Broad, who was to take charge of the planned Test between Pakistan and Sri Lanka in Lahore, was forced to take cover in his vehicle for ten minutes until it was retrieved by Pakistani police.

Notts and England bowler Stuart Broad spoke with his dad on the telephone shortly after the incident.

“He was sitting behind the driver and as soon as it all started he dived on to the floor,” said Stuart.

“It was one of those vans where you could lie down between the seats in the aisle and he was lucky not to be shot. Your heart goes out to the families of those who were.

“Dad said that the police fought the attackers off and once it had all died down he was driven to safety. He said it was the worst moment of his life and he was scared to his wits' end.”

 Nottinghamshire County Cricket Club Chief Executive Derek Brewer expressed his condolences to the families of the victims of the attack.

“The first thing I must do is to add my condolences and sympathies to those caught up in this horrific incident,” he said.

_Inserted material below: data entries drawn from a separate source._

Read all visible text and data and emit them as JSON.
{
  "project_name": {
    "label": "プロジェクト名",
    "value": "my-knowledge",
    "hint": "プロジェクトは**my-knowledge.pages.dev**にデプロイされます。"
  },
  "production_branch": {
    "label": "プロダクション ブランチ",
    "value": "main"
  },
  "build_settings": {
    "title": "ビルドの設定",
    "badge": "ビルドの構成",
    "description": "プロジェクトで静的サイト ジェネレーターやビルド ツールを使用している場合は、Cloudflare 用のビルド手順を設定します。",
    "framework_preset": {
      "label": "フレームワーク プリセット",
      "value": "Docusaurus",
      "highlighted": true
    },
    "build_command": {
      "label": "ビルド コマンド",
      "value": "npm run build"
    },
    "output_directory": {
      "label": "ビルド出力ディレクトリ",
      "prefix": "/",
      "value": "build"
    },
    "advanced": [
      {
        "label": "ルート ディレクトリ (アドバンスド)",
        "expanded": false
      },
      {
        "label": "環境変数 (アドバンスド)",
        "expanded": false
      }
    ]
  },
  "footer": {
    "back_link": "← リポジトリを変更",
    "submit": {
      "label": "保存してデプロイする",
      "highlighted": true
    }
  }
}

“Nottingham is a sporting city and Nottinghamshire a sporting county and it is inconceivable that cricket has been targeted in this way.

“Whenever we run a major event at Trent Bridge we make detailed plans and for ICC World Twenty20 that planning started as soon as we won the right to host the tournament.

"A fundamental part of that planning involves a security plan and Sir John Evans, who has a wealth of experience in this field, has been appointed to take charge of security for the event.

“Sir John is working very closely with governments and governing bodies as well as local authorities and police in connection with the plan and it has been stated that it will be flexed to ensure that it is in accordance with the threat levels pertaining at the time of the event.”